• Directions for this task
Every record below must be written out exactly. Leave out the pictures.

Dataset entries
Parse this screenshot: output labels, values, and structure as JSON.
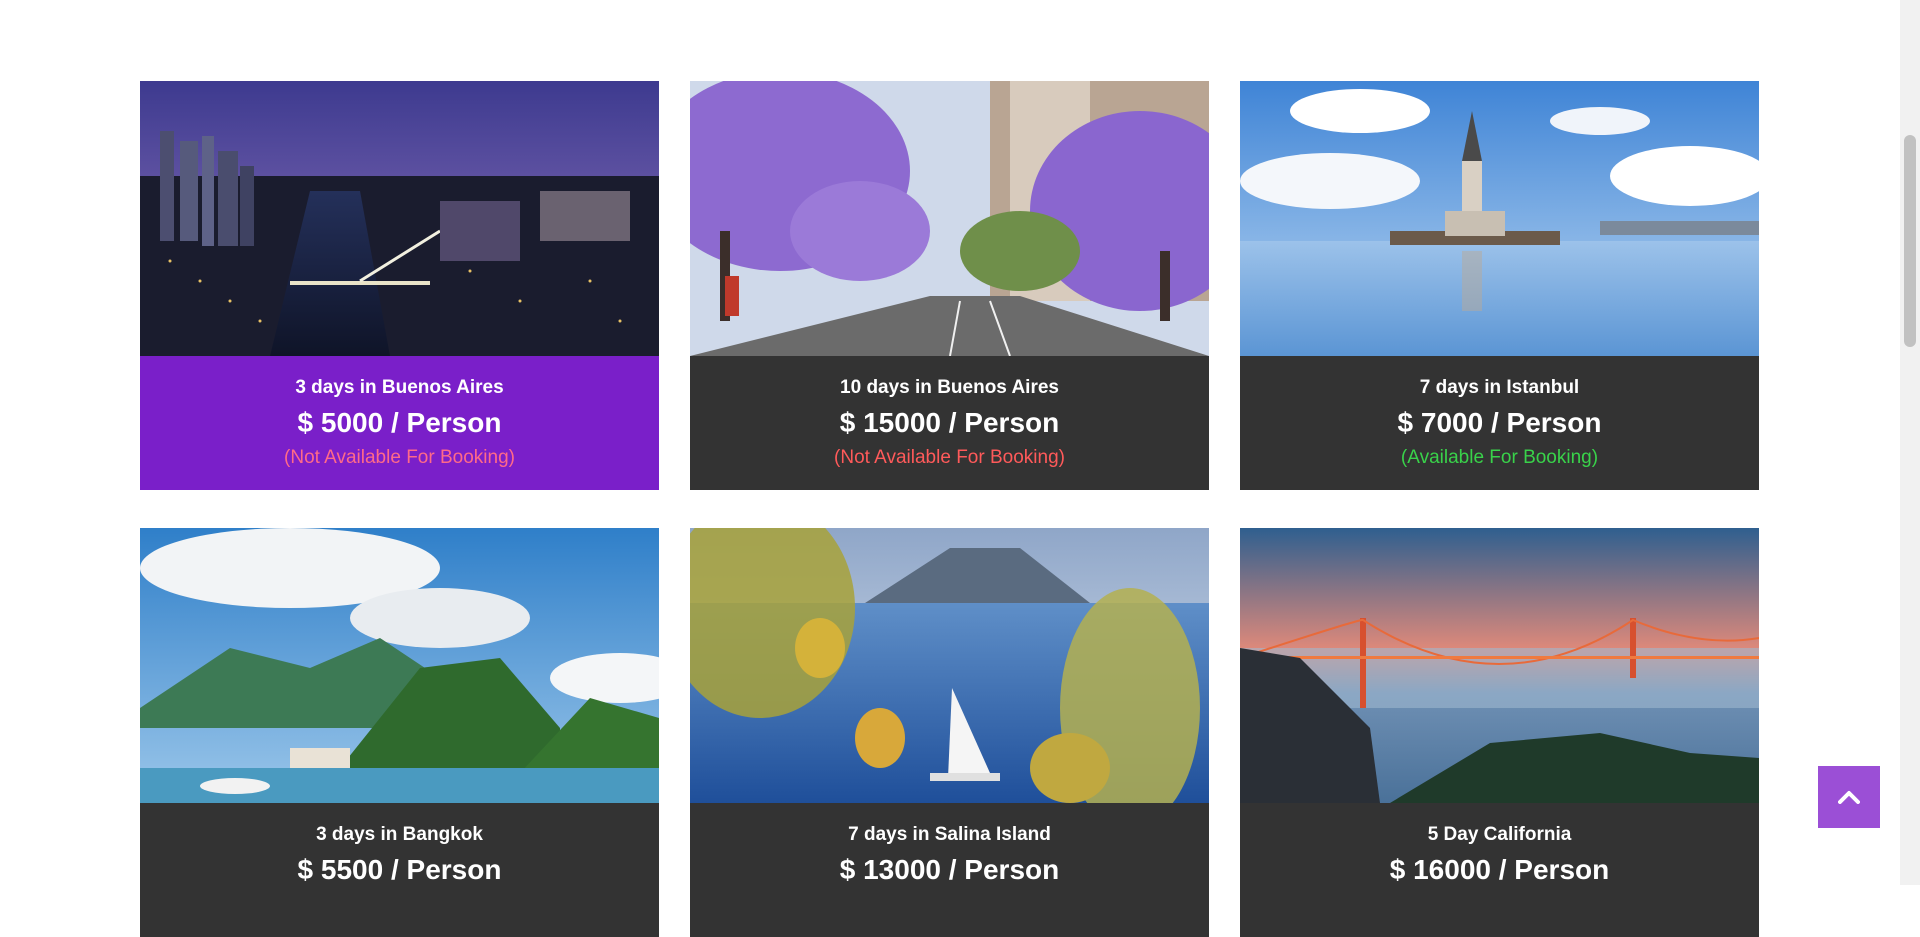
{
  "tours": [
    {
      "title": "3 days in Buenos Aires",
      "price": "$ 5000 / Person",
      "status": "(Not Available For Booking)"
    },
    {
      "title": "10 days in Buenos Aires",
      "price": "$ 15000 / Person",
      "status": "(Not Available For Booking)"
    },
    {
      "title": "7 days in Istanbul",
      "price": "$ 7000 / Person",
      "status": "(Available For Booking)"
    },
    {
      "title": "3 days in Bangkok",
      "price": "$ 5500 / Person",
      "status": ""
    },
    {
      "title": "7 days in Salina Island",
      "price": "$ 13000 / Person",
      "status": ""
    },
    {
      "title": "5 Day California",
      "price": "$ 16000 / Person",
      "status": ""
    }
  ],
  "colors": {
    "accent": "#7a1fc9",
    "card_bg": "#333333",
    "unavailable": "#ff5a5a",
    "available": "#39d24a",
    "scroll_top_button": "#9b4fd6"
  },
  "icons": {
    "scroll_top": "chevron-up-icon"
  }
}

• Written reply
Parse this screenshot: output labels, values, and structure as JSON.
{
  "tours": [
    {
      "title": "3 days in Buenos Aires",
      "price": "$ 5000 / Person",
      "status": "(Not Available For Booking)"
    },
    {
      "title": "10 days in Buenos Aires",
      "price": "$ 15000 / Person",
      "status": "(Not Available For Booking)"
    },
    {
      "title": "7 days in Istanbul",
      "price": "$ 7000 / Person",
      "status": "(Available For Booking)"
    },
    {
      "title": "3 days in Bangkok",
      "price": "$ 5500 / Person",
      "status": ""
    },
    {
      "title": "7 days in Salina Island",
      "price": "$ 13000 / Person",
      "status": ""
    },
    {
      "title": "5 Day California",
      "price": "$ 16000 / Person",
      "status": ""
    }
  ],
  "colors": {
    "accent": "#7a1fc9",
    "card_bg": "#333333",
    "unavailable": "#ff5a5a",
    "available": "#39d24a",
    "scroll_top_button": "#9b4fd6"
  },
  "icons": {
    "scroll_top": "chevron-up-icon"
  }
}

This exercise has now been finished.